- Sufism has come to mean a wide range of beliefs that center on the quest for personal enlightenment in the union with God. Sufis are sometimes described as the mystics of Islam, but Sufism fits awkwardly in the categories of religions. Technically Sufism is a denomination of Islam, however there are many Sufis that are not Muslims and there are many Muslims that are reluctant to consider Sufism part of Islam.
One of the few concepts that Sufis seem to agree on is that all religions offer a path to salvation or enlightenment and that true God realization, no matter how it is achieved, transcends the limitations and classification of any religion. Basically, a saint in any religion is equal to a saint in any other religion because they are inspired by the same Divine source.
Initially the term Sufi referred only to those who had achieved God realization, but it has since come to be applied to anyone who follows that particular spiritual path. The name Sufi comes from “suf,” the Arabic word for wool or “saf,” the Persian word for pure. The dervishes or advanced students of Sufism wore inexpensive wool clothes as part of their life.
The Mevlevi Sufi order was founded in the 13th century by Celaleddin Mevlana Rumi. Mevlana means guide or master and Rumi means from the Sultanate of Rum.
Rumi, the son of a famous Islamic preacher came to stay in Konya in 1240.Four years later Rumi met Mehmet Shemseddin Tebrizi, one of the disciples of his father, who had a great influence on him.
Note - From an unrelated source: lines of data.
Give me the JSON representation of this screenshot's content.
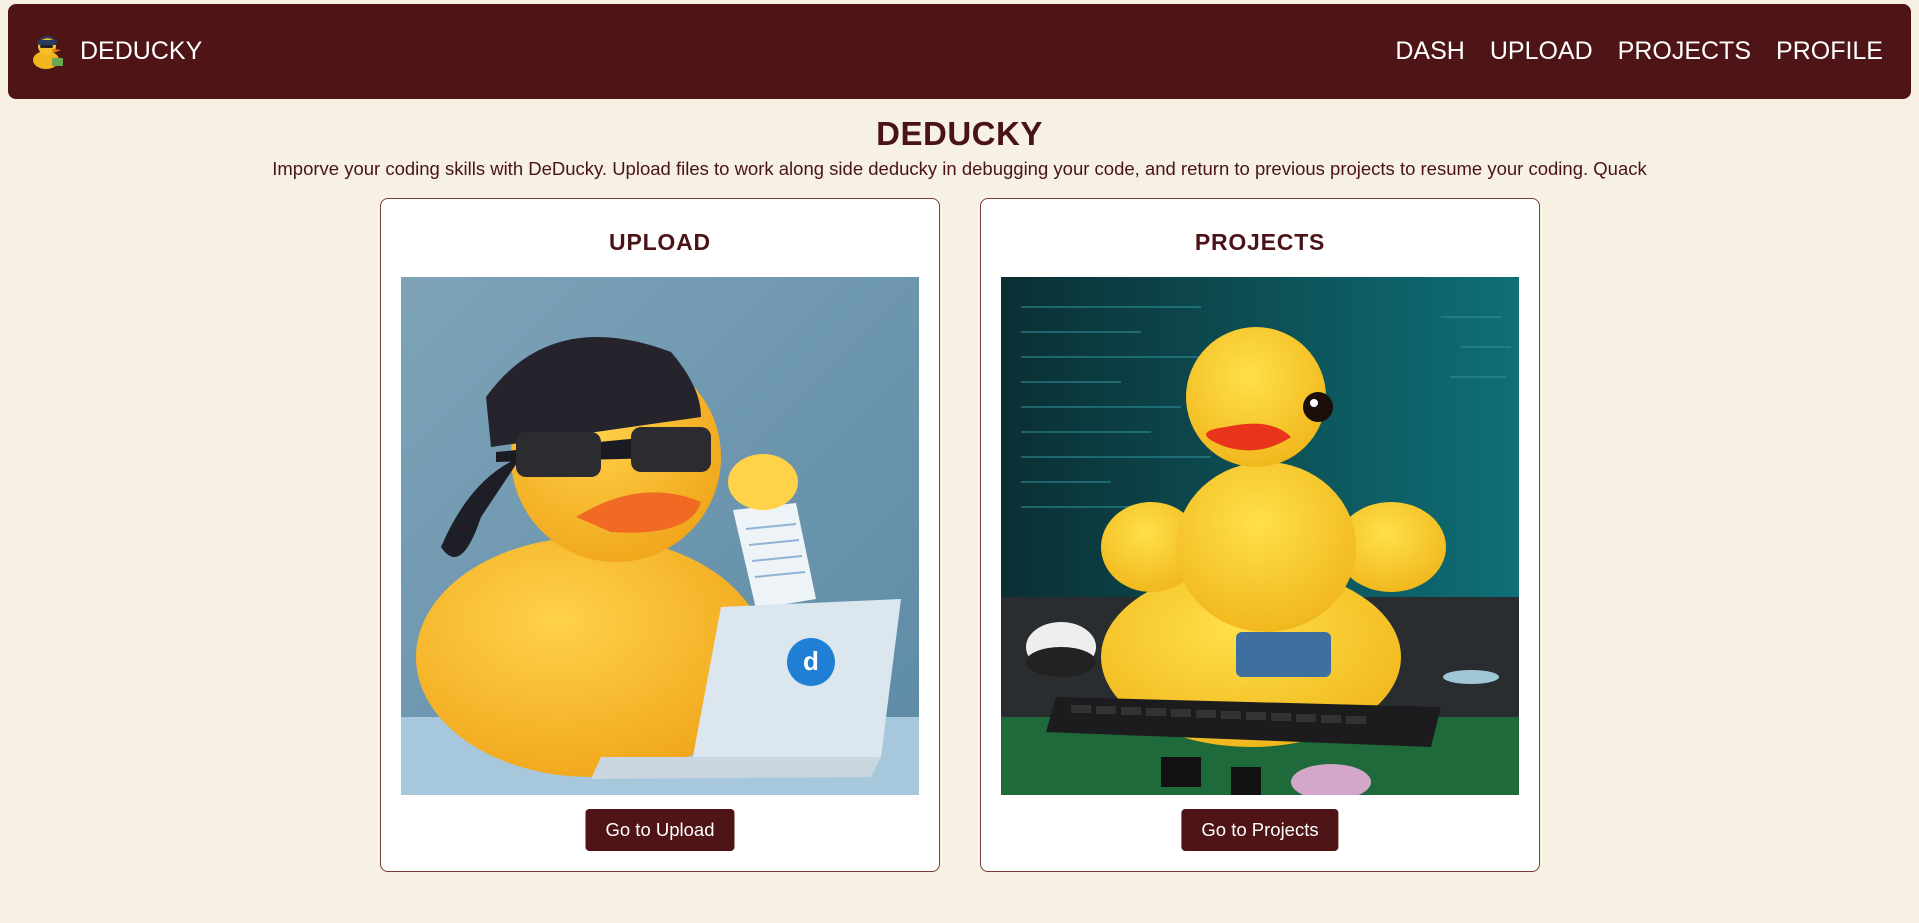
{
  "navbar": {
    "brand": "DEDUCKY",
    "logo_icon": "cool-duck-logo-icon",
    "links": [
      {
        "label": "DASH"
      },
      {
        "label": "UPLOAD"
      },
      {
        "label": "PROJECTS"
      },
      {
        "label": "PROFILE"
      }
    ]
  },
  "hero": {
    "title": "DEDUCKY",
    "description": "Imporve your coding skills with DeDucky. Upload files to work along side deducky in debugging your code, and return to previous projects to resume your coding. Quack"
  },
  "cards": [
    {
      "title": "UPLOAD",
      "image": "duck-with-laptop-image",
      "button": "Go to Upload"
    },
    {
      "title": "PROJECTS",
      "image": "muscular-duck-keyboard-image",
      "button": "Go to Projects"
    }
  ],
  "colors": {
    "primary": "#4e1416",
    "background": "#f6f1e3",
    "card_bg": "#ffffff"
  }
}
Celaleddin became his follower. However, in 1247 Rumi's own disciples, fearing Tebrizi`s influence on their master, killed him.
Shocked Rumi renounced the world and plunged himself into meditation. During this span he wrote his great poetic work – the Mathwani and also various Rubai and Ghazal poems, which are compiled into Divan-I-kabir. In 1723 Rumi died. It was his son who organized his disciples and with Konyaas the center, formed the brotherhood of whirling Dervishes - the Mevlevi.
During the Ottoman rule, the Dervishes exercised considerable influence on the social, economic and political lives of the people. Many promising poets and musicians came up during this span and many of the members of this order served as the officials of the Caliphate. It was Mustafa Kemal Ataturk, the father of modern Turkey, who abolished the Dervish orders in the early 20th century and thus converted the monasteries into the museums. Much later, in 1957 the brotherhood was revived by the Turkish government.
The spiritual path is still living and in Practice. One of the great ,great grandson of Rumi called Mowlana sheikh Nazim from Cyprus is still carrying the blessing of the Ritual and spiritually and though his students is sharing such a bless movement of love and peace throughout the west. This is the Teacher of Irshad, the Director of the Ilkley Sufi Centre.
Examples of Sufi Chanting:
The meaning of Hu
Hu Mantra Meanings: Another simple mantra is Hu. The Sufi belief system holds Hu as the sound of god, the sound of divinity. Another modern belief system, Eckankar, also uses the Hu mantra extensively. (A side note: I've participated in some amazing Hu chants where more than a thousand participants were gathered. The power and pure vibration of a Hu chant of this magnitude is amazing, leaving a person feeling transformed and uplifted. If possible, experience it yourself.)
Hu is chanted in a similar fashion to Om.
Examples of Sufi Chanting:
The meaning of HAQ
From a personal name based on Arabic Haqq ‘true’, ‘truth’, ‘real’.
Al-Haqq ‘the Truth’ is an attribute of the divine.
The name is often found in combinations, for example Abdul-Haqq
‘servant of the truth’, Nu-r-ul-Haqq ‘light of the truth’.